Under Iowa Workers’ Compensation law if an employee suffers a compensable injury, and then develops a second injury as a result of the original injury, then the second injury is also compensable as a workers’ compensation claim.  This sequence of the original work injury causing a second work injury is called a sequela of injuries.

The recent December 17, 2018 appeal decision of the Commissioner in the case of Kirkendall v. Cargill Meat Solutions Corp. and The Insurance Company of the State of Pennsylvania is a good example of a sequela injury case.

The Claimant injured her right shoulder when she fell on ice on December 10, 2009.  After a period of conservative treatment the Claimant began a series of right shoulder surgeries.  The first right shoulder surgery was on April 7, 2010.  The second right shoulder surgery was on December 17, 2010.

By the late summer of 2012 the Claimant began having left shoulder pain which the doctors attributed to her overusing her left shoulder to compensate for her injured right shoulder.  Since the left shoulder problems developed as a result of the Claimant’s right shoulder injury, the left shoulder became compensable under the work comp system as a sequela injury.

Starting in the summer of 2012 the Claimant began a period of approximately four years of multiple injections into both her right and left shoulders.

On April 19, 2016 the Claimant underwent her third right shoulder surgery.  This third right shoulder surgery was a total shoulder replacement.

The treating physician gave the Claimant a 19.4% impairment rating for her right shoulder.  The treating physician also assigned permanent restrictions of minimal repetitive work over shoulder height and no lifting over 30 to 40 pounds.  The treating physician also gave the opinion that the Claimant did not have any permanent impairment to her left shoulder.

The Claimant underwent an independent medical exam.  The finding physician gave an 18% whole person impairment rating relating to the right shoulder.  The IME physician also gave more stringent restrictions of no lifting of greater than 10 pounds occasionally, or 5 pounds frequently, along with no lifting over shoulder level with the right arm.

The IME physician also gave the opinion that the Claimant had suffered a 2% whole body impairment to her left shoulder, and should follow restrictions for the left arm of no lifting greater than 10 pounds occasionally, 15 pounds frequently, and no lifting over 5 pounds above shoulder height.

The Workers’ Compensation Commissioner found that the IME physician’s restrictions were more persuasive because they were consistent with the actual work Claimant had been able to do since her injuries.

The Deputy Workers’ Compensation Commissioner who heard this case awarded the Claimant 60% industrial disability which entitled her to 300 weeks of permanent partial disability benefits.

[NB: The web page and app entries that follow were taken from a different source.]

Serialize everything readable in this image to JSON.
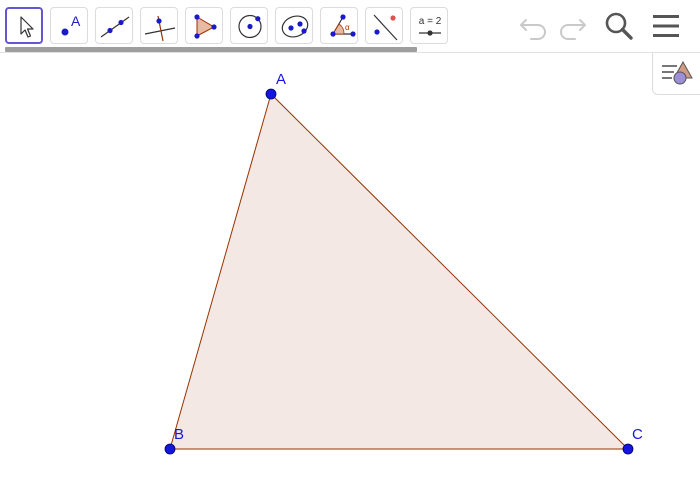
{
  "toolbar": {
    "tools": [
      {
        "name": "move",
        "icon": "move-arrow-icon",
        "selected": true
      },
      {
        "name": "point",
        "icon": "point-icon",
        "label": "A"
      },
      {
        "name": "line",
        "icon": "line-icon"
      },
      {
        "name": "perpendicular-line",
        "icon": "perpendicular-line-icon"
      },
      {
        "name": "polygon",
        "icon": "polygon-icon"
      },
      {
        "name": "circle-center-point",
        "icon": "circle-with-center-icon"
      },
      {
        "name": "ellipse",
        "icon": "ellipse-icon"
      },
      {
        "name": "angle",
        "icon": "angle-icon",
        "label": "α"
      },
      {
        "name": "reflect-about-line",
        "icon": "reflect-icon"
      },
      {
        "name": "slider",
        "icon": "slider-icon",
        "label": "a = 2"
      }
    ],
    "header_buttons": [
      "undo-icon",
      "redo-icon",
      "search-icon",
      "menu-icon"
    ],
    "undo_enabled": false,
    "redo_enabled": false
  },
  "style_bar_toggle": {
    "icon": "style-bar-toggle-icon"
  },
  "construction": {
    "points": [
      {
        "name": "A"
      },
      {
        "name": "B"
      },
      {
        "name": "C"
      }
    ],
    "polygon": {
      "vertices": [
        "A",
        "B",
        "C"
      ],
      "fill_color": "#f3e8e4",
      "stroke_color": "#993300"
    },
    "point_color": "#1515e0",
    "label_color": "#1515e0"
  },
  "colors": {
    "accent_selected": "#6557d2",
    "toolbar_scrollbar": "#9e9e9e",
    "icon_disabled": "#c9c9c9",
    "icon_enabled": "#555555"
  }
}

However, the Commissioner felt that the Claimant’s industrial disability was lower based on several factors.  After the Claimant’s injury in 2009 she had been able to bid out of the more strenuous job that she then held, and had worked an easier “neck bone” job ever since.  The employer’s business was busy, and the Claimant had generally been able to work 48 hour work weeks since her injury.  She also was the secretary for the Local Union.  The Claimant also had very high seniority with the employer based on her 30 years of work.  Therefore, the Commissioner reduced the award to 35% industrial disability which equals 175 weeks of permanent partial disability benefits.